In any system where a large population makes use of a finite number of resources, the blocking probability is given by the Erlang-B formula. There is no need to assume a special probability distribution for the holding time of a resource. The only assumption is that the arrival process is a Poisson process, which will be automatically satisfied when the user-population is large enough and when users place their calls independently. When the user-population is small (e.g. a small number of user within reach of one base station) then the more refined Engset formula is more accurate.

Another special case is the use of Voice over IP. Ariel Topasso created an Applet that computes the bandwidth / quality tradeoff for Voice over IP and combined it with the Erlang calculator you find below. His Applet can be downloaded from http://arielpablo.net/projects.
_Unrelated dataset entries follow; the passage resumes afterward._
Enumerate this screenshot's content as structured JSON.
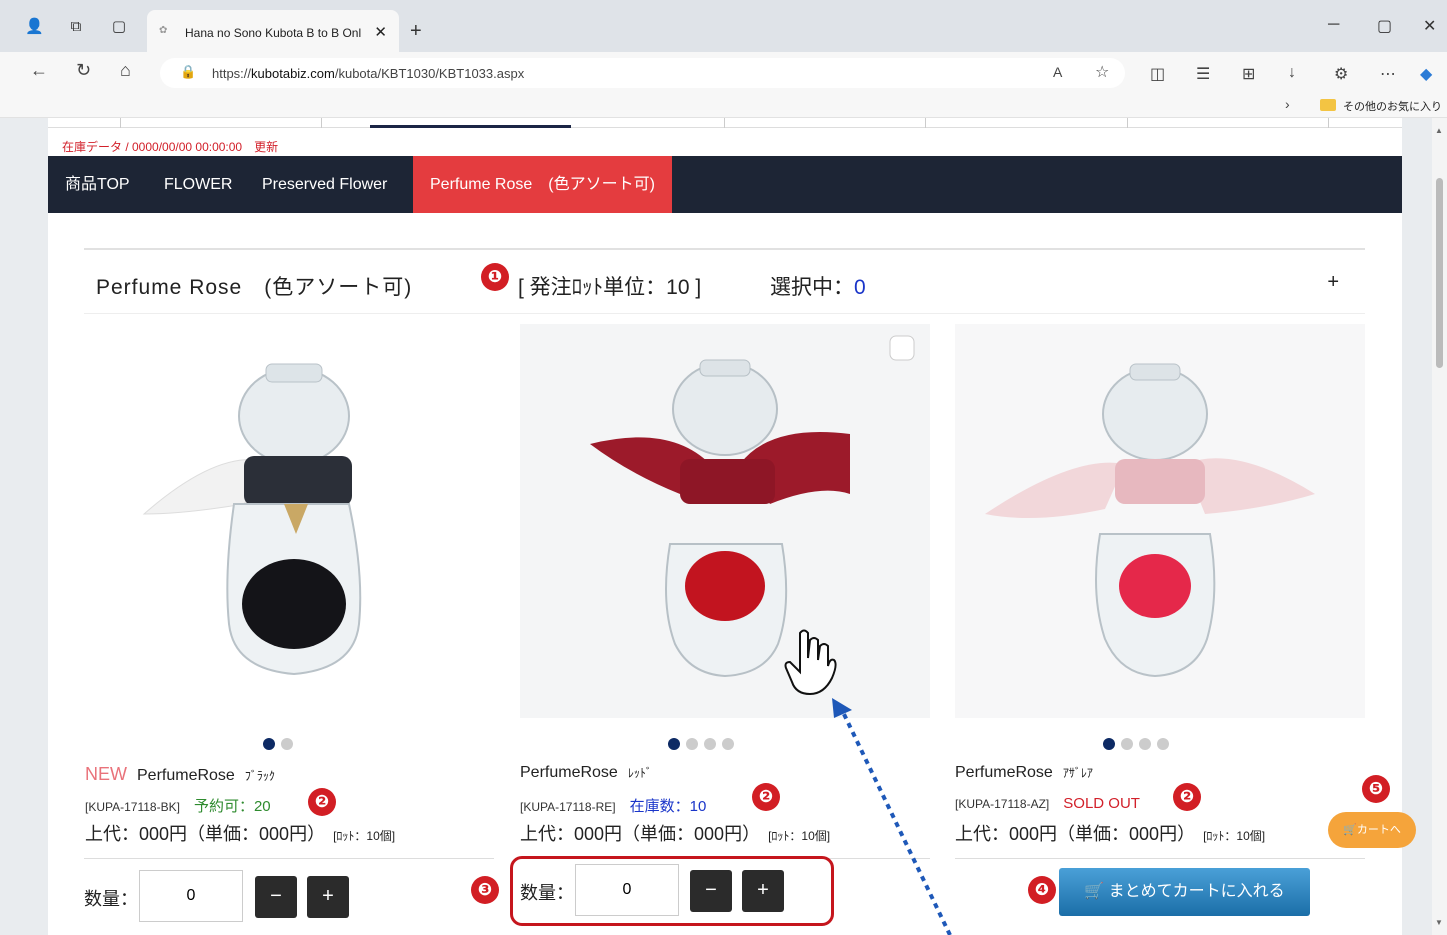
{
  "browser": {
    "tab_title": "Hana no Sono Kubota B to B Onl",
    "url_prefix": "https://",
    "url_host": "kubotabiz.com",
    "url_path": "/kubota/KBT1030/KBT1033.aspx",
    "favorites_label": "その他のお気に入り"
  },
  "page": {
    "stock_update": "在庫データ / 0000/00/00 00:00:00　更新",
    "menu": [
      "商品TOP",
      "FLOWER",
      "Preserved Flower",
      "Perfume Rose　(色アソート可)"
    ],
    "section": {
      "name": "Perfume Rose　(色アソート可)",
      "lot_label": "[ 発注ﾛｯﾄ単位：10 ]",
      "selected_label": "選択中：",
      "selected_count": "0",
      "expand": "+"
    },
    "products": [
      {
        "new": "NEW",
        "name": "PerfumeRose",
        "variant": "ﾌﾞﾗｯｸ",
        "code": "[KUPA-17118-BK]",
        "status": "予約可：20",
        "status_color": "#2e8b2e",
        "price": "上代：000円（単価：000円）",
        "lot": "[ﾛｯﾄ：10個]",
        "qty_label": "数量：",
        "qty": "0",
        "dots_total": 2
      },
      {
        "new": "",
        "name": "PerfumeRose",
        "variant": "ﾚｯﾄﾞ",
        "code": "[KUPA-17118-RE]",
        "status": "在庫数：10",
        "status_color": "#1a35c9",
        "price": "上代：000円（単価：000円）",
        "lot": "[ﾛｯﾄ：10個]",
        "qty_label": "数量：",
        "qty": "0",
        "dots_total": 4
      },
      {
        "new": "",
        "name": "PerfumeRose",
        "variant": "ｱｻﾞﾚｱ",
        "code": "[KUPA-17118-AZ]",
        "status": "SOLD OUT",
        "status_color": "#d2202a",
        "price": "上代：000円（単価：000円）",
        "lot": "[ﾛｯﾄ：10個]",
        "dots_total": 4
      }
    ],
    "cart_all_button": "まとめてカートに入れる",
    "to_cart_button": "カートへ",
    "minus": "−",
    "plus": "+"
  },
  "annotations": [
    "❶",
    "❷",
    "❷",
    "❷",
    "❸",
    "❹",
    "❺"
  ],
  "colors": {
    "nav_bg": "#1d2535",
    "nav_active": "#e43c3f",
    "badge": "#d21e24"
  }
}
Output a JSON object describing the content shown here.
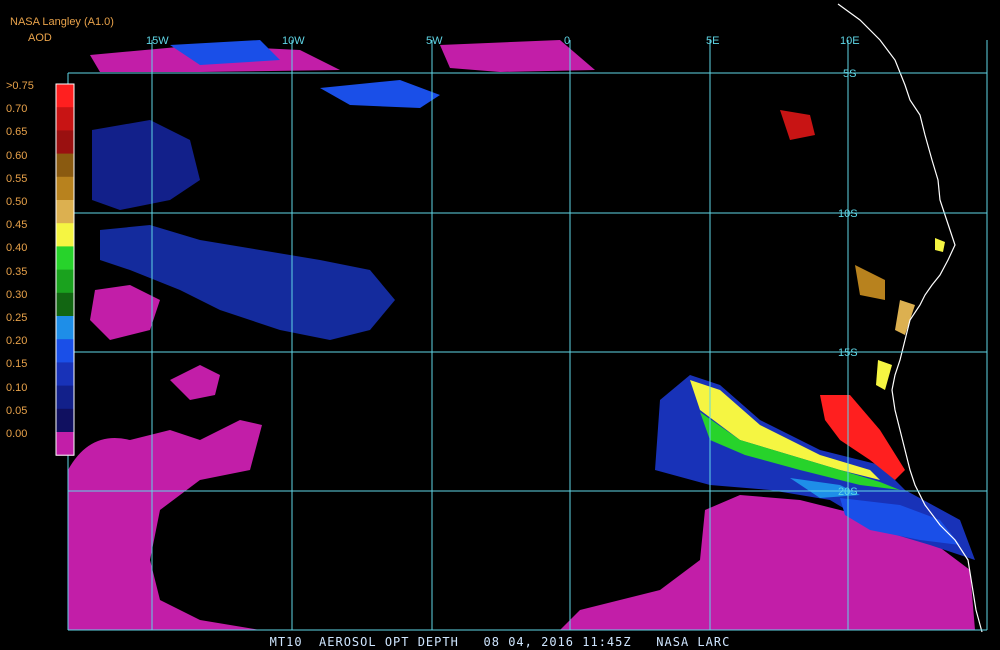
{
  "header": {
    "product": "NASA Langley (A1.0)",
    "variable": "AOD"
  },
  "colors": {
    "grid": "#5fd6e6",
    "coast": "#ffffff",
    "label": "#e8a24a",
    "footer": "#cfe6ff"
  },
  "legend": {
    "labels": [
      ">0.75",
      "0.70",
      "0.65",
      "0.60",
      "0.55",
      "0.50",
      "0.45",
      "0.40",
      "0.35",
      "0.30",
      "0.25",
      "0.20",
      "0.15",
      "0.10",
      "0.05",
      "0.00"
    ],
    "colors": [
      "#ff1f1f",
      "#c81414",
      "#9a1010",
      "#8a5a10",
      "#b8821e",
      "#dcb050",
      "#f5f542",
      "#27d32b",
      "#1aa21e",
      "#126612",
      "#1e8ee8",
      "#1a4fe8",
      "#1832b8",
      "#12208a",
      "#101060",
      "#c21ea8"
    ]
  },
  "grid": {
    "lon_labels": [
      "15W",
      "10W",
      "5W",
      "0",
      "5E",
      "10E"
    ],
    "lat_labels": [
      "5S",
      "10S",
      "15S",
      "20S"
    ]
  },
  "footer": {
    "sat": "MT10",
    "title": "AEROSOL OPT DEPTH",
    "date": "08 04, 2016",
    "time": "11:45Z",
    "org": "NASA LARC"
  }
}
The general validity of the Erlang formula makes it so powerful. The formula can be found in my book (in Dutch). The applet below uses an efficient recursive method to compute the blocking probability (also in the book). It goes further than Westbay's calculator: you can set the number of lines to any positive integer below 32768 (that is more than 180). The applet also gives you the option to compute the number of lines needed or the amount of traffic that is permitted.

Fill in any two (out of three) values in the Erlang calculator. Click the button next to the value that you want to be computed.
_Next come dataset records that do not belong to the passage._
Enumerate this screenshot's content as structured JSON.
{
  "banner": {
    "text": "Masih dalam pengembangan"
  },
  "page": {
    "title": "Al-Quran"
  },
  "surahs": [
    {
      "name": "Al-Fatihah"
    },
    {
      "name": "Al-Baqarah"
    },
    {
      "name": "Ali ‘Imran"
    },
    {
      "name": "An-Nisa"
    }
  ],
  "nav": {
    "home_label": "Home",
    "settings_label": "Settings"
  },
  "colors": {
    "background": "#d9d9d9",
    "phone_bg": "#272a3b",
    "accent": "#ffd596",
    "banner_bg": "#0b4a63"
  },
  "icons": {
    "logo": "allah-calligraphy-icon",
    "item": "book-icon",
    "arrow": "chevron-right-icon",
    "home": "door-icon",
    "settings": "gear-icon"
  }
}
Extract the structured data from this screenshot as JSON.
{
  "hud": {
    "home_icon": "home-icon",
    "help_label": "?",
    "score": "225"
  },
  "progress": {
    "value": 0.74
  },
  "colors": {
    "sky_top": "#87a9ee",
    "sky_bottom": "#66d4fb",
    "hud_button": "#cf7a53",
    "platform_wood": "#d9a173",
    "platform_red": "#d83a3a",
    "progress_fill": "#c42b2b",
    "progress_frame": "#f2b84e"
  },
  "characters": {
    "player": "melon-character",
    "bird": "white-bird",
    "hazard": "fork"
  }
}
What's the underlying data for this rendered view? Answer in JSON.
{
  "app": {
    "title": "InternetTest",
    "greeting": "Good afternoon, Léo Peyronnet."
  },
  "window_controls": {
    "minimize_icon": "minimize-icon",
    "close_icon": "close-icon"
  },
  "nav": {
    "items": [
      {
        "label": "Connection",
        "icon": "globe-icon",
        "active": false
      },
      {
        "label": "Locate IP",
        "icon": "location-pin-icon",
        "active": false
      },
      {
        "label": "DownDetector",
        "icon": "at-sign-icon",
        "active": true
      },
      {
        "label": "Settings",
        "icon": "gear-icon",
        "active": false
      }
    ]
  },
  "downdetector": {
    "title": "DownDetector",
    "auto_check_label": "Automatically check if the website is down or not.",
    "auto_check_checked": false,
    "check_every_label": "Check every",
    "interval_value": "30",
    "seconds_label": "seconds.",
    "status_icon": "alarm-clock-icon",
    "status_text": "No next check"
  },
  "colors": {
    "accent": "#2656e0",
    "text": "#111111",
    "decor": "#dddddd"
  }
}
All resources may be occupied when a user asks for one (i.e. places a call). In that case the call is lost. The probability that a call is lost is called the blocking probability.
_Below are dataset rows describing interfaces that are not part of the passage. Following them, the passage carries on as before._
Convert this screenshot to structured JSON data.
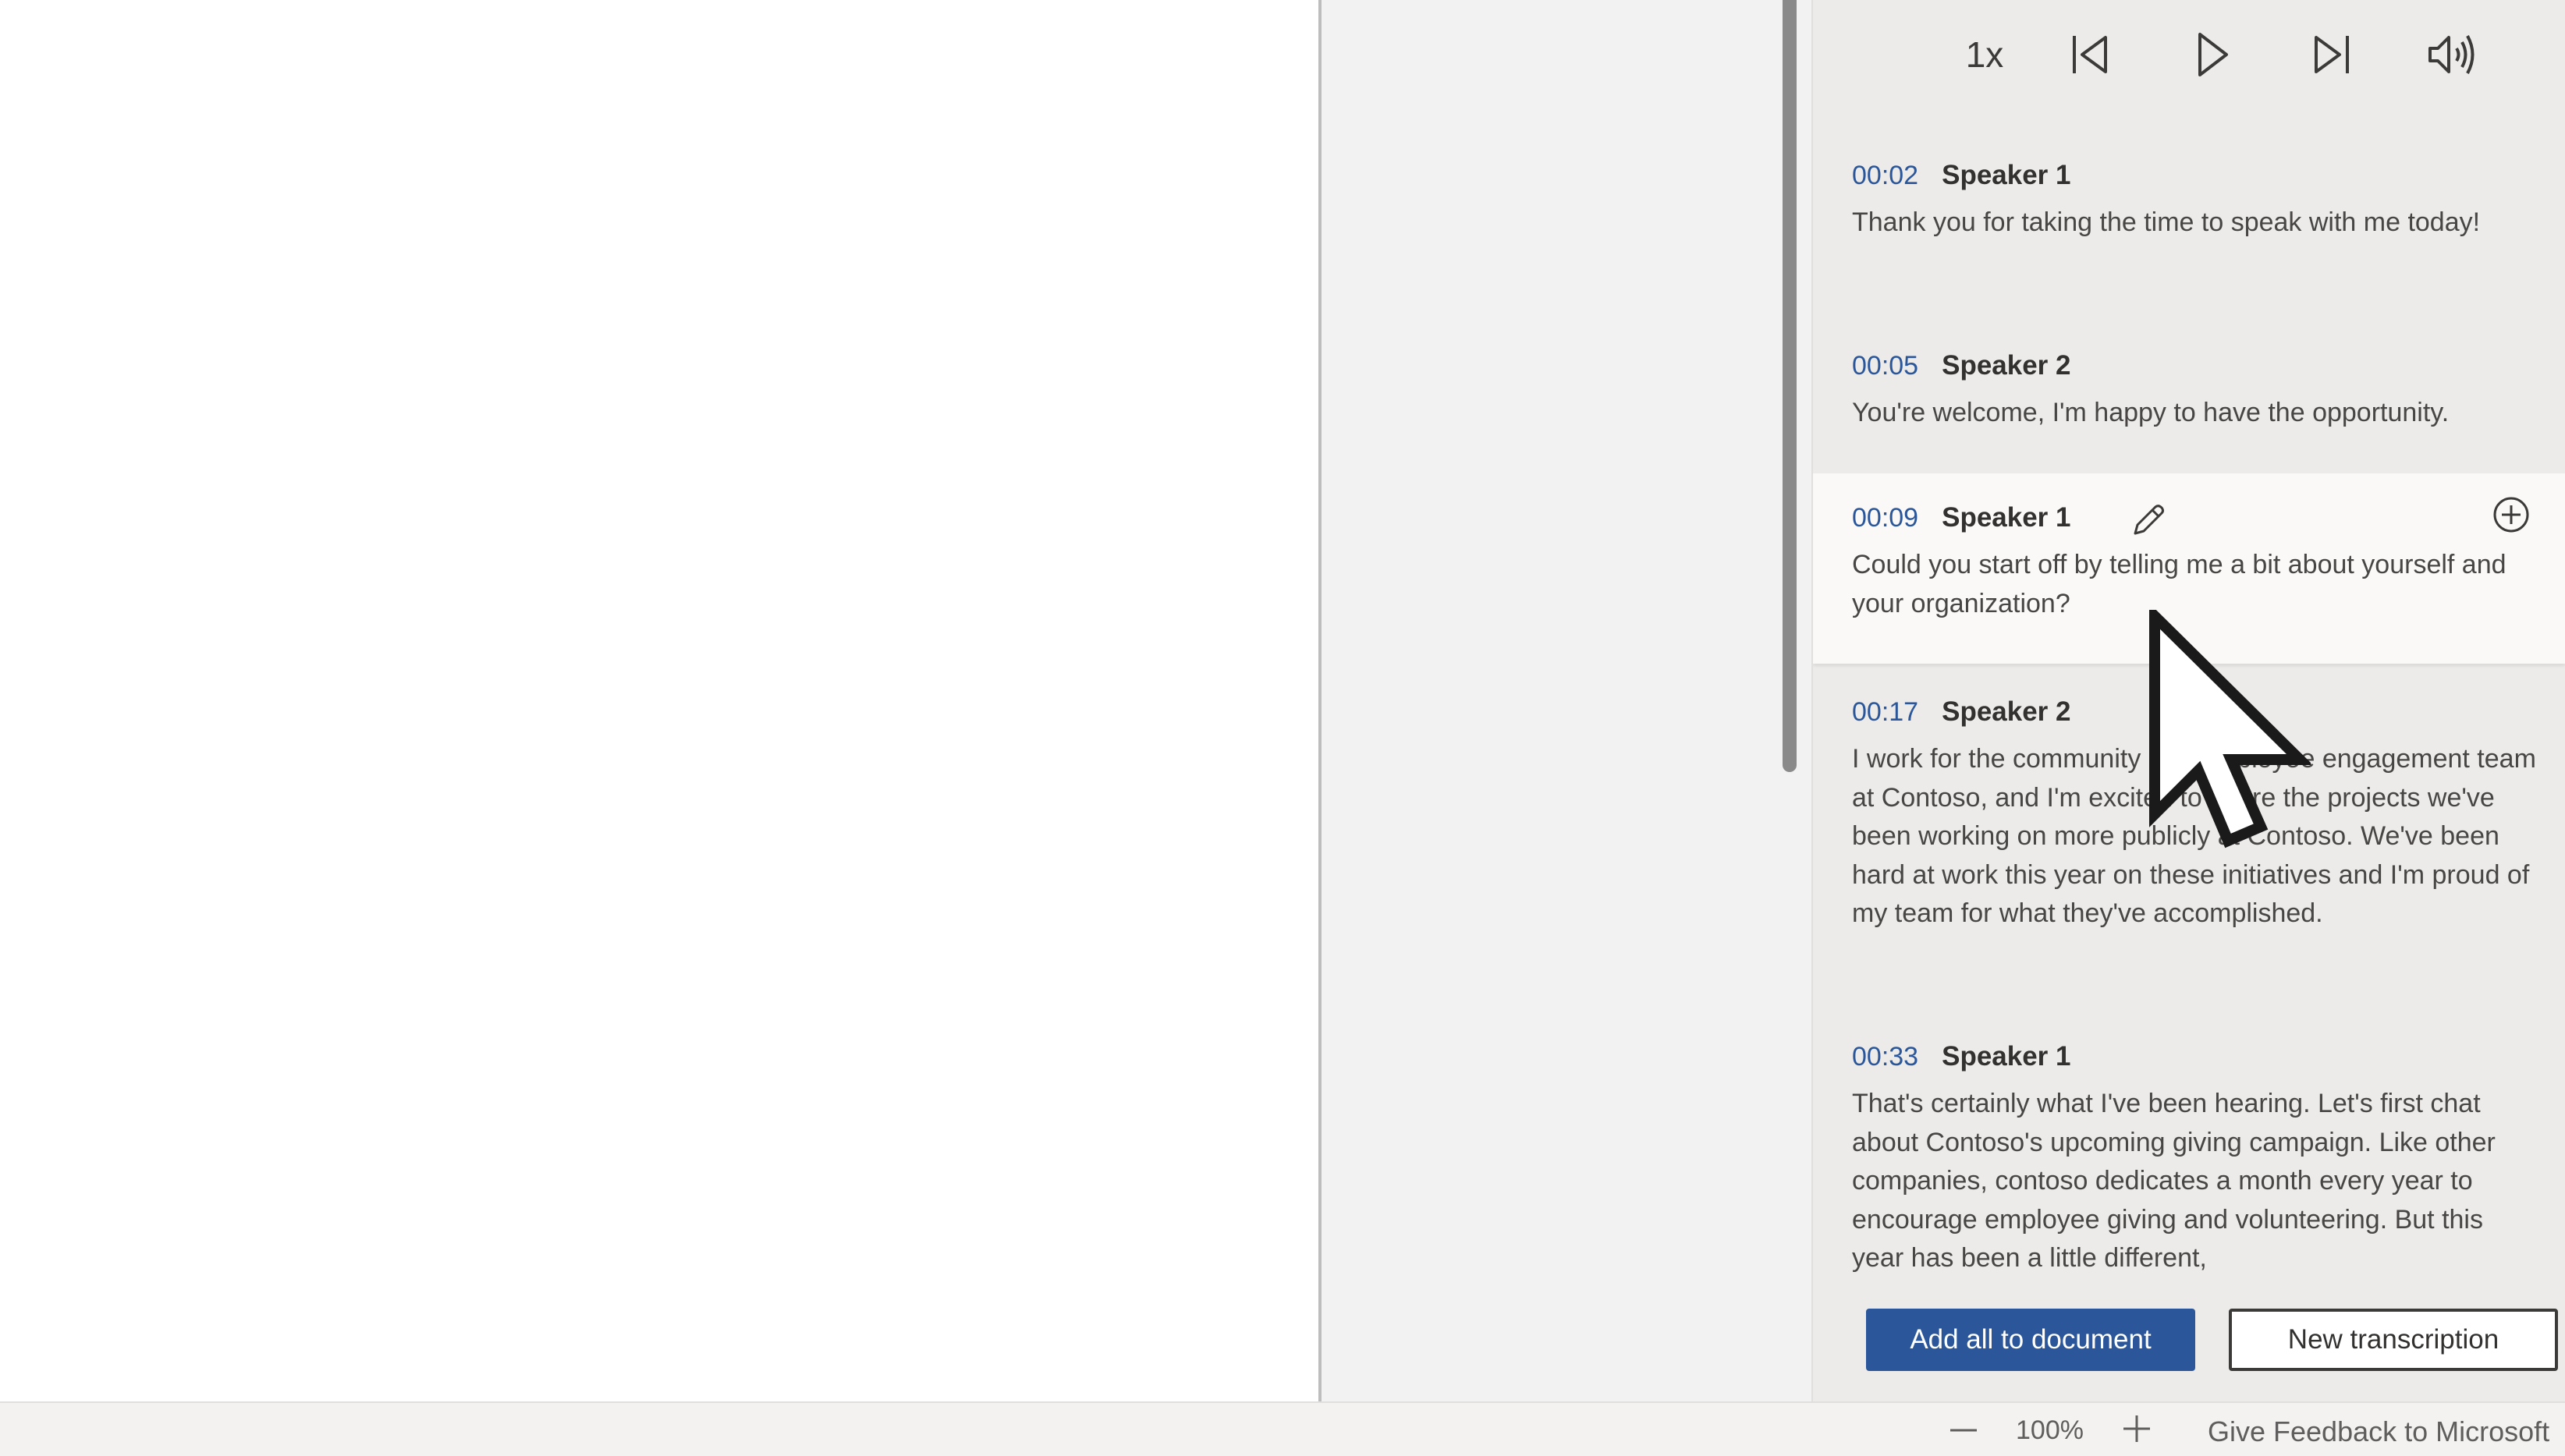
{
  "player": {
    "speed_label": "1x",
    "controls": [
      "skip-back",
      "play",
      "skip-forward",
      "volume"
    ]
  },
  "transcript": {
    "entries": [
      {
        "timestamp": "00:02",
        "speaker": "Speaker 1",
        "text": "Thank you for taking the time to speak with me today!"
      },
      {
        "timestamp": "00:05",
        "speaker": "Speaker 2",
        "text": "You're welcome, I'm happy to have the opportunity."
      },
      {
        "timestamp": "00:09",
        "speaker": "Speaker 1",
        "text": "Could you start off by telling me a bit about yourself and your organization?"
      },
      {
        "timestamp": "00:17",
        "speaker": "Speaker 2",
        "text": "I work for the community and employee engagement team at Contoso, and I'm excited to share the projects we've been working on more publicly at Contoso. We've been hard at work this year on these initiatives and I'm proud of my team for what they've accomplished."
      },
      {
        "timestamp": "00:33",
        "speaker": "Speaker 1",
        "text": "That's certainly what I've been hearing. Let's first chat about Contoso's upcoming giving campaign. Like other companies, contoso dedicates a month every year to encourage employee giving and volunteering. But this year has been a little different,"
      }
    ],
    "highlighted_index": 2
  },
  "actions": {
    "add_all_label": "Add all to document",
    "new_transcription_label": "New transcription"
  },
  "statusbar": {
    "zoom_level": "100%",
    "feedback_label": "Give Feedback to Microsoft"
  },
  "colors": {
    "accent": "#2b579a",
    "timestamp": "#2b579a",
    "pane_bg": "#edebe9",
    "highlight_bg": "#faf9f8"
  }
}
The total demand for the resources is often designated with a variable named "A" and is measured in the dimensionless unit 'erlang'. Traffic in erlang is a number that signifies the expected number of resources that would be occupied if there were no blocking. It is named in honor of the Danish Mathematician A.K. Erlang. 'Traffic' is found by multiplying the total expected number of calls per time unit with the average time that a resource is kept. For example, if the arrival rate is 3 calls per second and the average holding time of a line (the resource) is 20 seconds, then the traffic is 60 erlang.

The Erlang formula is mostly applied in telephony, where the finite resources are a limited set of lines. Here you specify how many lines are available, or you can calculate how many lines should be available for a given amount of traffic and a given blocking probability. When the number of lines is calculated its value may be non-integer.

Acknowledgements to Frank Derks, who could write applets before I could and will always write them faster, and to Kaufman, who knew teletraffic theory before I did and knew it better.